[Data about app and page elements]
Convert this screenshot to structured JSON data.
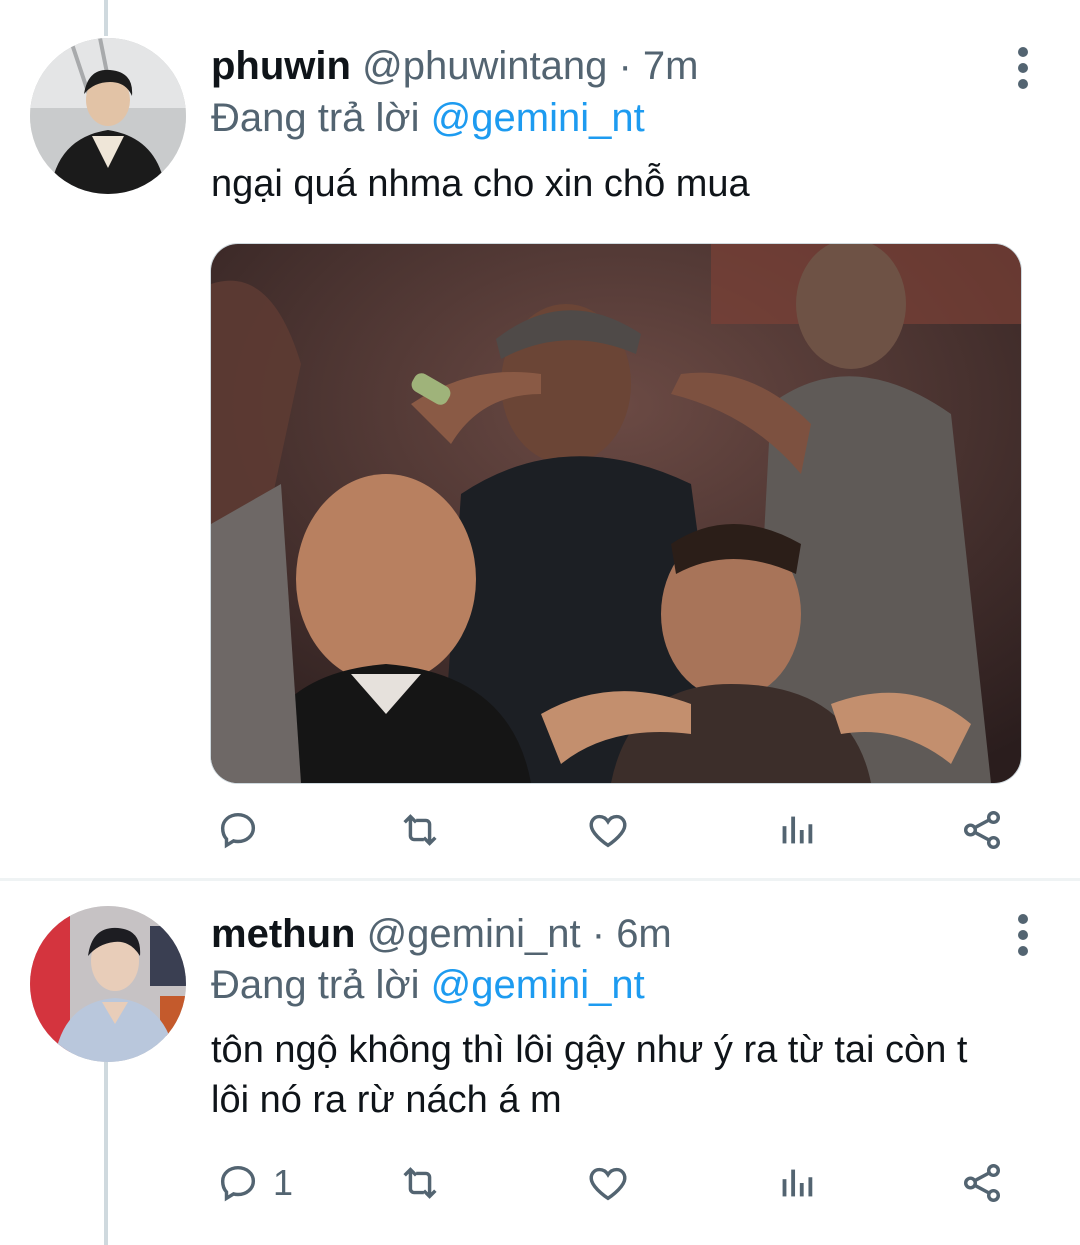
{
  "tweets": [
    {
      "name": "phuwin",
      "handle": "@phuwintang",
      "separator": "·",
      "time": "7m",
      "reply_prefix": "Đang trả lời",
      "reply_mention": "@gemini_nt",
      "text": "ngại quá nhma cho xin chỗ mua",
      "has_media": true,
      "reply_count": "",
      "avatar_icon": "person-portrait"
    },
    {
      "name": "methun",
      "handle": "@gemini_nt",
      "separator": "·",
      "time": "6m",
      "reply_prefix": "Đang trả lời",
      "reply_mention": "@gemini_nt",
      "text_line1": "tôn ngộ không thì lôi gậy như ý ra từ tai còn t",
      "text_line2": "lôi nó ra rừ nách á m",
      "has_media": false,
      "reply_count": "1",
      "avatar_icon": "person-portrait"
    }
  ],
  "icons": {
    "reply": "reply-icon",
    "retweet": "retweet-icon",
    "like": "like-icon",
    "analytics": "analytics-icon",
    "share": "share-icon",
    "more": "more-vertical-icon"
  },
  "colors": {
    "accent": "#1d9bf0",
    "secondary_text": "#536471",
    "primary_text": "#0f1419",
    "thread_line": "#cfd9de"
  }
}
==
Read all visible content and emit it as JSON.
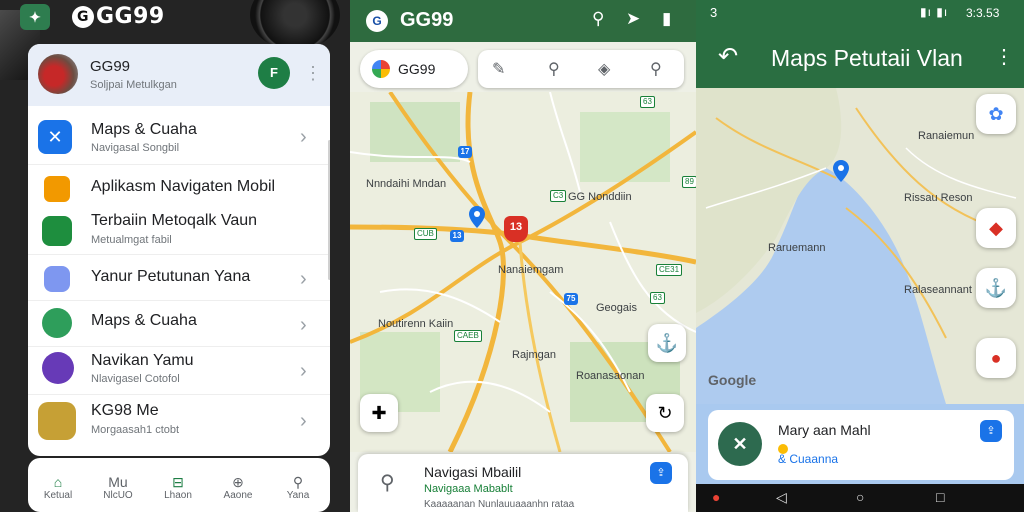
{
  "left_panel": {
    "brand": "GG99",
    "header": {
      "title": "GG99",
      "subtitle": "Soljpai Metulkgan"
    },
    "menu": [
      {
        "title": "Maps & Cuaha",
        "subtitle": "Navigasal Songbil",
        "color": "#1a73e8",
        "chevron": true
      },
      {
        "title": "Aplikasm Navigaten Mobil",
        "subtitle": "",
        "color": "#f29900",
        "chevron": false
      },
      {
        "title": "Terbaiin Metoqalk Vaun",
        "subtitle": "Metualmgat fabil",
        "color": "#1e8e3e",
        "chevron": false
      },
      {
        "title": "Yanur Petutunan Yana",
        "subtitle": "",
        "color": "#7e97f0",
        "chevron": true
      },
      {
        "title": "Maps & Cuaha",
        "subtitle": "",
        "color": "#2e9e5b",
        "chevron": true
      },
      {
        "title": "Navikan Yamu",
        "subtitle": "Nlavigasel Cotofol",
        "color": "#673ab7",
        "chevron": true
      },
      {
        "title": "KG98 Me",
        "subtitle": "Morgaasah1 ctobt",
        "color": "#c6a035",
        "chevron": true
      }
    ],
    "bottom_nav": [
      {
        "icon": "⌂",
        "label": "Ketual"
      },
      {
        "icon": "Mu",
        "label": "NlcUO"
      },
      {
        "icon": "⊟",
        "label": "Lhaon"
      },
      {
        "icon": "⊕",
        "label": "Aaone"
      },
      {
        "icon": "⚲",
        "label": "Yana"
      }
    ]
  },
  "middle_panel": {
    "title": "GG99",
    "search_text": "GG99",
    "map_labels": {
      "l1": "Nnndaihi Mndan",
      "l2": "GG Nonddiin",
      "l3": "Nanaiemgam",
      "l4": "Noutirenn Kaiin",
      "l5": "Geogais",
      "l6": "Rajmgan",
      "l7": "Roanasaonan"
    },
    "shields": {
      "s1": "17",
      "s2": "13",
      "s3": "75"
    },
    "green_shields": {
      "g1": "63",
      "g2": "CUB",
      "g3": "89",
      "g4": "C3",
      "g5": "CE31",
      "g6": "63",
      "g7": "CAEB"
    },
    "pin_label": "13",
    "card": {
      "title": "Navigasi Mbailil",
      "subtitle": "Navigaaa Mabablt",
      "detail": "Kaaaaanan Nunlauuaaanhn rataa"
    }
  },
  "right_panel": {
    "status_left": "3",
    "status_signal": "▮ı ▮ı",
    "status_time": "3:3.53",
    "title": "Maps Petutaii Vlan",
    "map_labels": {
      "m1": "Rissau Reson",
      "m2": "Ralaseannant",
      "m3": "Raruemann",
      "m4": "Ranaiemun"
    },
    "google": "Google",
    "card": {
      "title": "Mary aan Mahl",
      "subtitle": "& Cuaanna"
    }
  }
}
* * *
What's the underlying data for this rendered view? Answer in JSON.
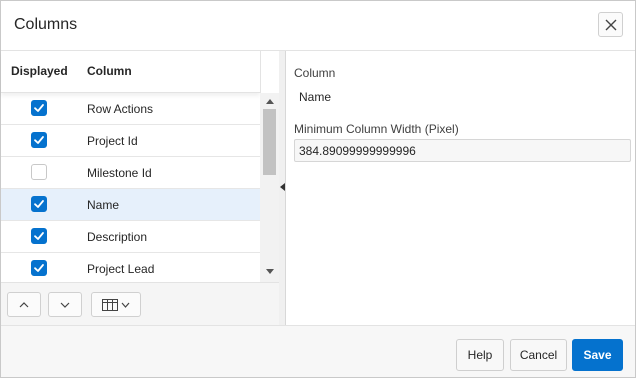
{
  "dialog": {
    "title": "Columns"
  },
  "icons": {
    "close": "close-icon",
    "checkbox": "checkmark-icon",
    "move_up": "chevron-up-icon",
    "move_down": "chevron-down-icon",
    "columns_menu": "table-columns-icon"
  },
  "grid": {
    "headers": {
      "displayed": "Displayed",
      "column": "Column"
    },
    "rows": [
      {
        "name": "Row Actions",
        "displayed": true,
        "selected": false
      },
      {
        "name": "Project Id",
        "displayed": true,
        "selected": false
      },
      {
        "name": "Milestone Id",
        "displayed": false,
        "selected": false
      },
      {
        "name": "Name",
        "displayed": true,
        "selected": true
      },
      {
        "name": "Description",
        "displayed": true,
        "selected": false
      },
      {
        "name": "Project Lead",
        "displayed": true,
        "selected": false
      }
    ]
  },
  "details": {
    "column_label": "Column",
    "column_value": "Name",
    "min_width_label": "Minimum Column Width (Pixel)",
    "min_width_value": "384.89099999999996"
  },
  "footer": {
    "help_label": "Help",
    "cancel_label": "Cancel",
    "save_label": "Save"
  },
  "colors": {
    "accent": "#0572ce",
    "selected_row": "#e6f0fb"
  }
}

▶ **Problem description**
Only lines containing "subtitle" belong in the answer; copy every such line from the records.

▶ **Response area**
      "subtitle": "Soljpai Metulkgan"
        "subtitle": "Navigasal Songbil",
        "subtitle": "",
        "subtitle": "Metualmgat fabil",
        "subtitle": "",
        "subtitle": "",
        "subtitle": "Nlavigasel Cotofol",
        "subtitle": "Morgaasah1 ctobt",
      "subtitle": "Navigaaa Mabablt",
      "subtitle": "& Cuaanna"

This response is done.